Vita Inclinata (Vita), developer and producer of helicopter and crane load stabilization and precision hardware, today announced the U.S. Army recently procured 15 Vita Rescue Systems (VRS-LAs) to be evaluated for operational effectiveness and suitability. For approximately one and a half years, Vita worked diligently with support from ADS to make the Vita Rescue System available on Tailored Logistics Support (TLS) contracts. While the focus of this testing is to discover technologies that improve the outcome of rescue missions, whether in combat or Domestic Operations (DomOps), it will also expose potential new applications and mission areas to the VRS technology. The combination of testing and soldier touchpoints through OUE continues the accelerated development and fielding process Vita and the U.S. Army have pursued to this point, allowing for early identification of soldier needs and rapid iteration of helicopter hoisting capabilities.
Medical evacuation (MEDEVAC) or search and rescue (SAR) missions are often challenging for all teams involved—especially when rescue hoist load spinning is concerned. It’s common knowledge that unless specific measures are taken to counter the downwash from the helicopter onto the individuals attached to the hoist cable, there is a strong possibility that the load will begin to spin out of control. Precautions need to be taken to ensure the hoist cable doesn’t rub or contact the aircraft, damaging individual strands of the hoist cable. This is in addition to the life-threatening situation the injured party is placed in. Unfortunately, the surface area is presented to the aircraft’s downwash by a rescue hoist load, this needs to be countered by something for the airflow to push against, so countermeasures are needed to make every rescue hoist mission safe. The VRS provides these life-saving countermeasures to aircraft downwash.
Vita technology offered a completely new way to approach the high-risk mission of helicopter hoisting. The value proposition they discovered included new efficiencies such as:
Significantly reduced exposure times in a hover.
Improved safety through the elimination of spin, swing, and sway of items on the hoist.
New opportunities to reduce training required to produce highly-proficient operators.
The VRS will be delivered to the U.S. Army Aeromedical Research Lab (USAARL), Fort Rucker, AL for additional environmental testing, followed by operational testing. In addition, various U.S. Army National Guard Units and Active Duty Combat Aviation Brigades will review the VRS for Operational User Evaluation (OUE). This review phase will gather input on the VRS’s performance, evaluate improvements that can be made, and most importantly—seek to unlock new product capabilities.

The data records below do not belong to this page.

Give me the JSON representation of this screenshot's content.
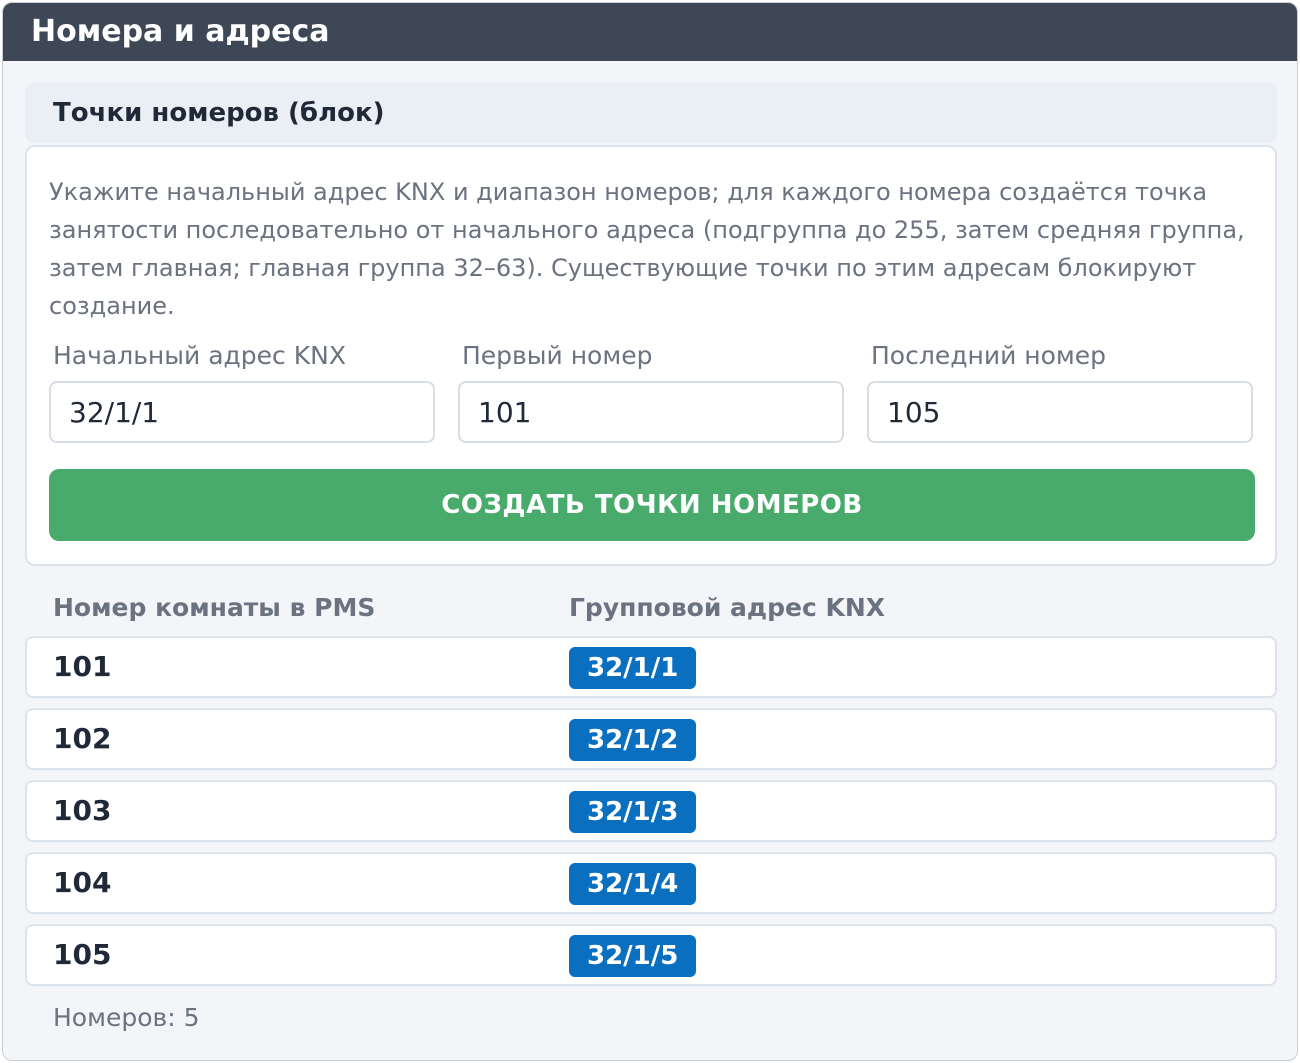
{
  "panel": {
    "title": "Номера и адреса"
  },
  "section": {
    "title": "Точки номеров (блок)"
  },
  "form": {
    "description": "Укажите начальный адрес KNX и диапазон номеров; для каждого номера создаётся точка занятости последовательно от начального адреса (подгруппа до 255, затем средняя группа, затем главная; главная группа 32–63). Существующие точки по этим адресам блокируют создание.",
    "start_address": {
      "label": "Начальный адрес KNX",
      "value": "32/1/1"
    },
    "first_room": {
      "label": "Первый номер",
      "value": "101"
    },
    "last_room": {
      "label": "Последний номер",
      "value": "105"
    },
    "create_button": "СОЗДАТЬ ТОЧКИ НОМЕРОВ"
  },
  "table": {
    "columns": [
      "Номер комнаты в PMS",
      "Групповой адрес KNX"
    ],
    "rows": [
      {
        "room": "101",
        "address": "32/1/1"
      },
      {
        "room": "102",
        "address": "32/1/2"
      },
      {
        "room": "103",
        "address": "32/1/3"
      },
      {
        "room": "104",
        "address": "32/1/4"
      },
      {
        "room": "105",
        "address": "32/1/5"
      }
    ]
  },
  "footer": {
    "count_text": "Номеров: 5"
  },
  "colors": {
    "header_bg": "#3d4756",
    "button_green": "#48ab6b",
    "badge_blue": "#0b6fbf"
  }
}
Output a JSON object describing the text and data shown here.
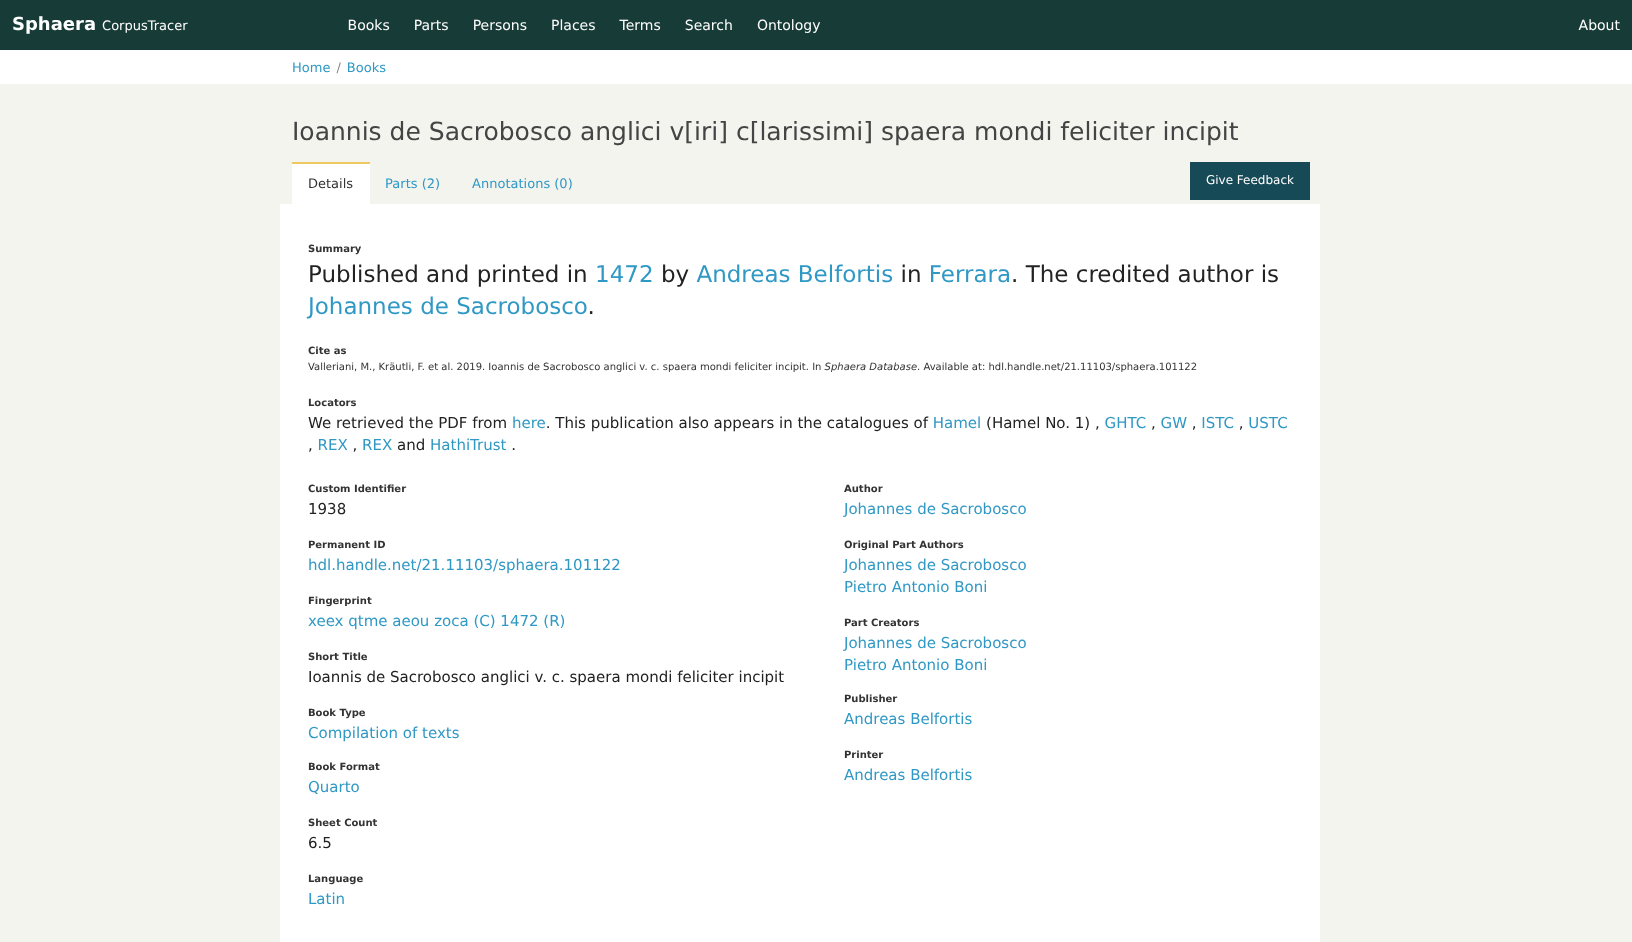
{
  "navbar": {
    "brand": "Sphaera",
    "brand_sub": "CorpusTracer",
    "items": [
      "Books",
      "Parts",
      "Persons",
      "Places",
      "Terms",
      "Search",
      "Ontology"
    ],
    "right": "About"
  },
  "breadcrumb": [
    "Home",
    "Books"
  ],
  "breadcrumb_separator": "/",
  "title": "Ioannis de Sacrobosco anglici v[iri] c[larissimi] spaera mondi feliciter incipit",
  "tabs": [
    {
      "label": "Details",
      "selected": true
    },
    {
      "label": "Parts (2)",
      "selected": false
    },
    {
      "label": "Annotations (0)",
      "selected": false
    }
  ],
  "feedback_button": "Give Feedback",
  "summary": {
    "label": "Summary",
    "parts": [
      {
        "text": "Published and printed in ",
        "link": false
      },
      {
        "text": "1472",
        "link": true
      },
      {
        "text": " by ",
        "link": false
      },
      {
        "text": "Andreas Belfortis",
        "link": true
      },
      {
        "text": " in ",
        "link": false
      },
      {
        "text": "Ferrara",
        "link": true
      },
      {
        "text": ". The credited author is ",
        "link": false
      },
      {
        "text": "Johannes de Sacrobosco",
        "link": true
      },
      {
        "text": ".",
        "link": false
      }
    ]
  },
  "cite": {
    "label": "Cite as",
    "text": "Valleriani, M., Kräutli, F. et al. 2019. Ioannis de Sacrobosco anglici v. c. spaera mondi feliciter incipit. In *Sphaera Database*. Available at: hdl.handle.net/21.11103/sphaera.101122"
  },
  "locators": {
    "label": "Locators",
    "parts": [
      {
        "text": "We retrieved the PDF from ",
        "link": false
      },
      {
        "text": "here",
        "link": true
      },
      {
        "text": ". This publication also appears in the catalogues of ",
        "link": false
      },
      {
        "text": "Hamel",
        "link": true
      },
      {
        "text": " (Hamel No. 1) , ",
        "link": false
      },
      {
        "text": "GHTC",
        "link": true
      },
      {
        "text": " , ",
        "link": false
      },
      {
        "text": "GW",
        "link": true
      },
      {
        "text": " , ",
        "link": false
      },
      {
        "text": "ISTC",
        "link": true
      },
      {
        "text": " , ",
        "link": false
      },
      {
        "text": "USTC",
        "link": true
      },
      {
        "text": " , ",
        "link": false
      },
      {
        "text": "REX",
        "link": true
      },
      {
        "text": " , ",
        "link": false
      },
      {
        "text": "REX",
        "link": true
      },
      {
        "text": " and ",
        "link": false
      },
      {
        "text": "HathiTrust",
        "link": true
      },
      {
        "text": " .",
        "link": false
      }
    ]
  },
  "left_fields": [
    {
      "label": "Custom Identifier",
      "values": [
        {
          "text": "1938",
          "link": false
        }
      ]
    },
    {
      "label": "Permanent ID",
      "values": [
        {
          "text": "hdl.handle.net/21.11103/sphaera.101122",
          "link": true
        }
      ]
    },
    {
      "label": "Fingerprint",
      "values": [
        {
          "text": "xeex qtme aeou zoca (C) 1472 (R)",
          "link": true
        }
      ]
    },
    {
      "label": "Short Title",
      "values": [
        {
          "text": "Ioannis de Sacrobosco anglici v. c. spaera mondi feliciter incipit",
          "link": false
        }
      ]
    },
    {
      "label": "Book Type",
      "values": [
        {
          "text": "Compilation of texts",
          "link": true
        }
      ]
    },
    {
      "label": "Book Format",
      "values": [
        {
          "text": "Quarto",
          "link": true
        }
      ]
    },
    {
      "label": "Sheet Count",
      "values": [
        {
          "text": "6.5",
          "link": false
        }
      ]
    },
    {
      "label": "Language",
      "values": [
        {
          "text": "Latin",
          "link": true
        }
      ]
    }
  ],
  "right_fields": [
    {
      "label": "Author",
      "values": [
        {
          "text": "Johannes de Sacrobosco",
          "link": true
        }
      ]
    },
    {
      "label": "Original Part Authors",
      "values": [
        {
          "text": "Johannes de Sacrobosco",
          "link": true
        },
        {
          "text": "Pietro Antonio Boni",
          "link": true
        }
      ]
    },
    {
      "label": "Part Creators",
      "values": [
        {
          "text": "Johannes de Sacrobosco",
          "link": true
        },
        {
          "text": "Pietro Antonio Boni",
          "link": true
        }
      ]
    },
    {
      "label": "Publisher",
      "values": [
        {
          "text": "Andreas Belfortis",
          "link": true
        }
      ]
    },
    {
      "label": "Printer",
      "values": [
        {
          "text": "Andreas Belfortis",
          "link": true
        }
      ]
    }
  ]
}
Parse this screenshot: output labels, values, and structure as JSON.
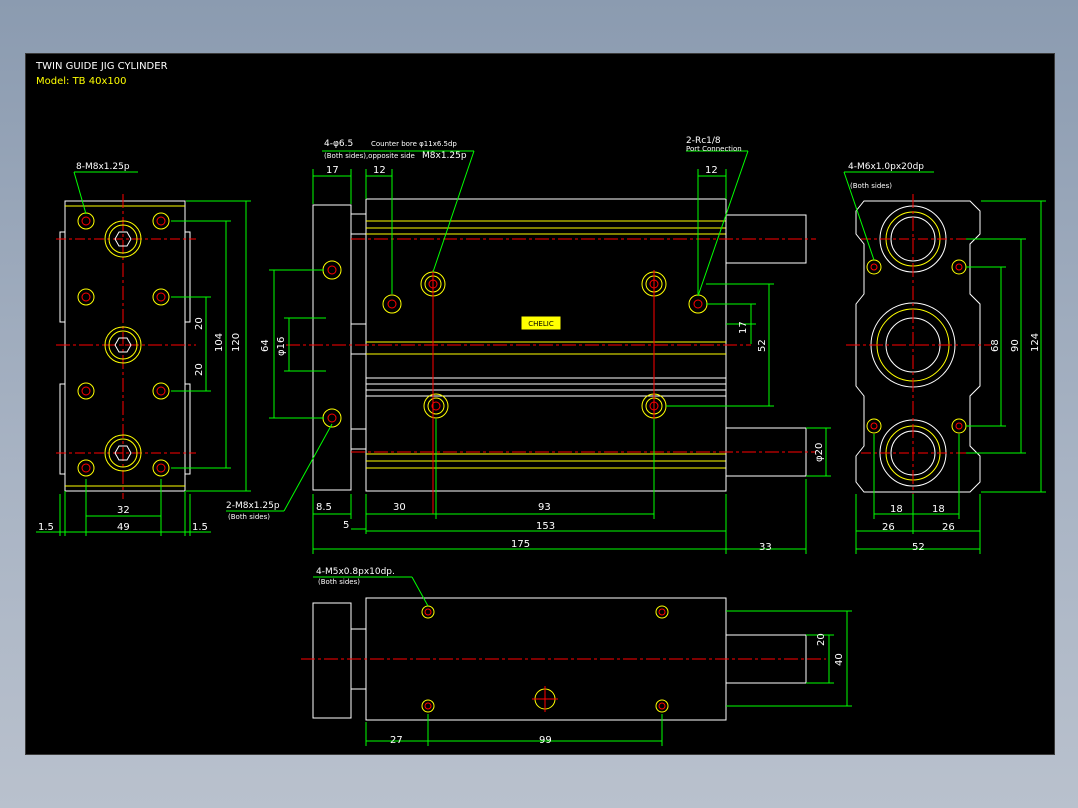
{
  "title": {
    "line1": "TWIN GUIDE JIG CYLINDER",
    "line2": "Model: TB 40x100"
  },
  "colors": {
    "background": "#000000",
    "outline": "#ffffff",
    "hidden": "#ffff00",
    "center": "#ff0000",
    "dimension": "#00ff00",
    "text": "#ffffff",
    "title_model": "#ffff00"
  },
  "annotations": {
    "left_holes": "8-M8x1.25p",
    "front_counterbore_a": "4-φ6.5",
    "front_counterbore_b": "Counter bore φ11x6.5dp",
    "front_both_sides": "(Both sides),opposite side",
    "front_thread": "M8x1.25p",
    "port_count": "2-Rc1/8",
    "port_label": "Port Connection",
    "rear_holes": "4-M6x1.0px20dp",
    "rear_both_sides": "(Both sides)",
    "mount_holes": "2-M8x1.25p",
    "mount_both_sides": "(Both sides)",
    "bottom_holes": "4-M5x0.8px10dp.",
    "bottom_both_sides": "(Both sides)",
    "logo_text": "CHELIC"
  },
  "dimensions": {
    "left": {
      "d120": "120",
      "d104": "104",
      "d20a": "20",
      "d20b": "20",
      "d32": "32",
      "d49": "49",
      "d15a": "1.5",
      "d15b": "1.5"
    },
    "front": {
      "d17": "17",
      "d12a": "12",
      "d12b": "12",
      "d64": "64",
      "d16": "φ16",
      "d17b": "17",
      "d52": "52",
      "d20": "φ20",
      "d85": "8.5",
      "d5": "5",
      "d30": "30",
      "d93": "93",
      "d153": "153",
      "d175": "175",
      "d33": "33"
    },
    "right": {
      "d124": "124",
      "d90": "90",
      "d68": "68",
      "d18a": "18",
      "d18b": "18",
      "d26a": "26",
      "d26b": "26",
      "d52": "52"
    },
    "bottom": {
      "d20": "20",
      "d40": "40",
      "d27": "27",
      "d99": "99"
    }
  }
}
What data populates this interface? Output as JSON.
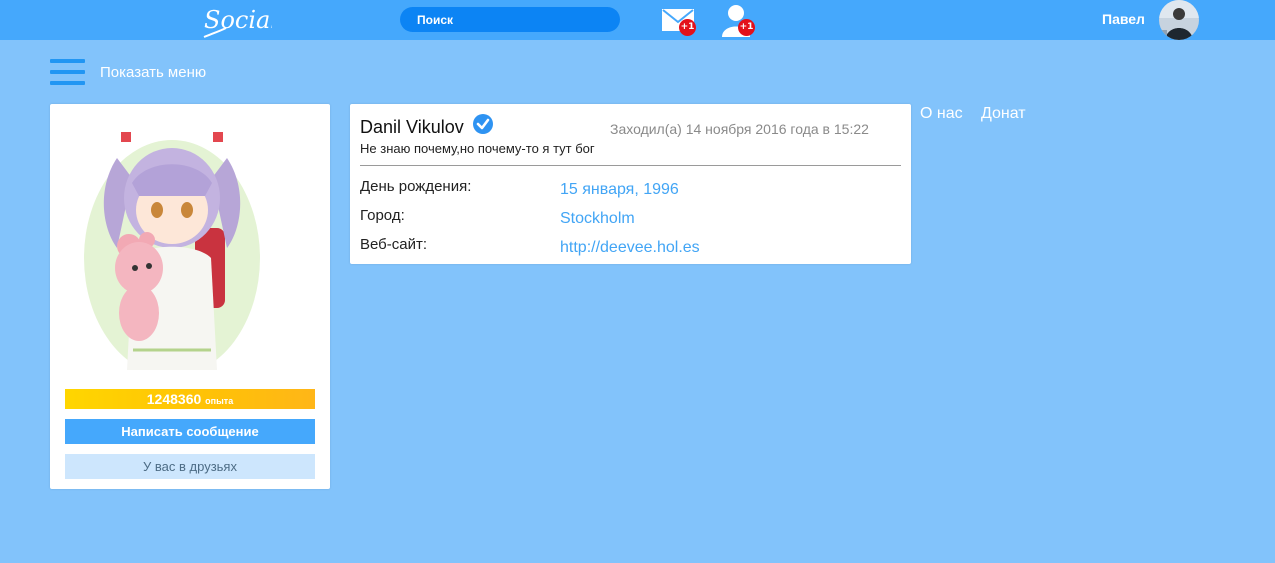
{
  "header": {
    "logo_text": "Social",
    "search_placeholder": "Поиск",
    "mail_badge": "+1",
    "friends_badge": "+1",
    "username": "Павел"
  },
  "menu": {
    "label": "Показать меню"
  },
  "profile": {
    "xp_value": "1248360",
    "xp_unit": "опыта",
    "message_button": "Написать сообщение",
    "friend_button": "У вас в друзьях"
  },
  "info": {
    "name": "Danil Vikulov",
    "last_seen": "Заходил(а) 14 ноября 2016 года в 15:22",
    "status": "Не знаю почему,но почему-то я тут бог",
    "rows": [
      {
        "label": "День рождения:",
        "value": "15 января, 1996"
      },
      {
        "label": "Город:",
        "value": "Stockholm"
      },
      {
        "label": "Веб-сайт:",
        "value": "http://deevee.hol.es"
      }
    ]
  },
  "links": {
    "about": "О нас",
    "donate": "Донат"
  },
  "colors": {
    "background": "#82c3fb",
    "topbar": "#45a8fc",
    "search": "#0c84f4",
    "badge": "#e3101b",
    "accent_link": "#42a5f5",
    "xp_bar": "#ffc107"
  },
  "icons": [
    "logo",
    "mail-icon",
    "friend-request-icon",
    "verified-icon",
    "menu-icon"
  ]
}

“Just three years ago, Vita was speaking about a concept; a concept that PD MEDEVAC now defines as a dual-use technology for potential adoption within the Department of Defense,” said Caleb Carr, president, and CEO, Vita. “Everyone at Vita has performed relentless work to bring this capability to reality. We applaud the U.S. Army for their foresight into exploring new and innovative, life-saving MEDEVAC and SAR technologies that will save the lives of Army warfighters!”
A friend’s death during a rescue operation—with a helicopter close but unable to stabilize due to weather and terrain—was the genesis of Vita Inclinata. Founded in 2015 as a way to solve a real problem, Vita today controls chaotic swinging and spin and adds safety and precision for rotor-wing and fixed-wing aircraft and cranes. With the mission of “Bring them home, every time,” Vita’s technology changes the narrative while saving lives, time, and money across industries, including search and rescue, military, firefighting, public safety, construction, wind energy, and oil and gas. The company is headquartered in Broomfield, Colorado, with offices in Washington, DC, and Huntsville, Alabama.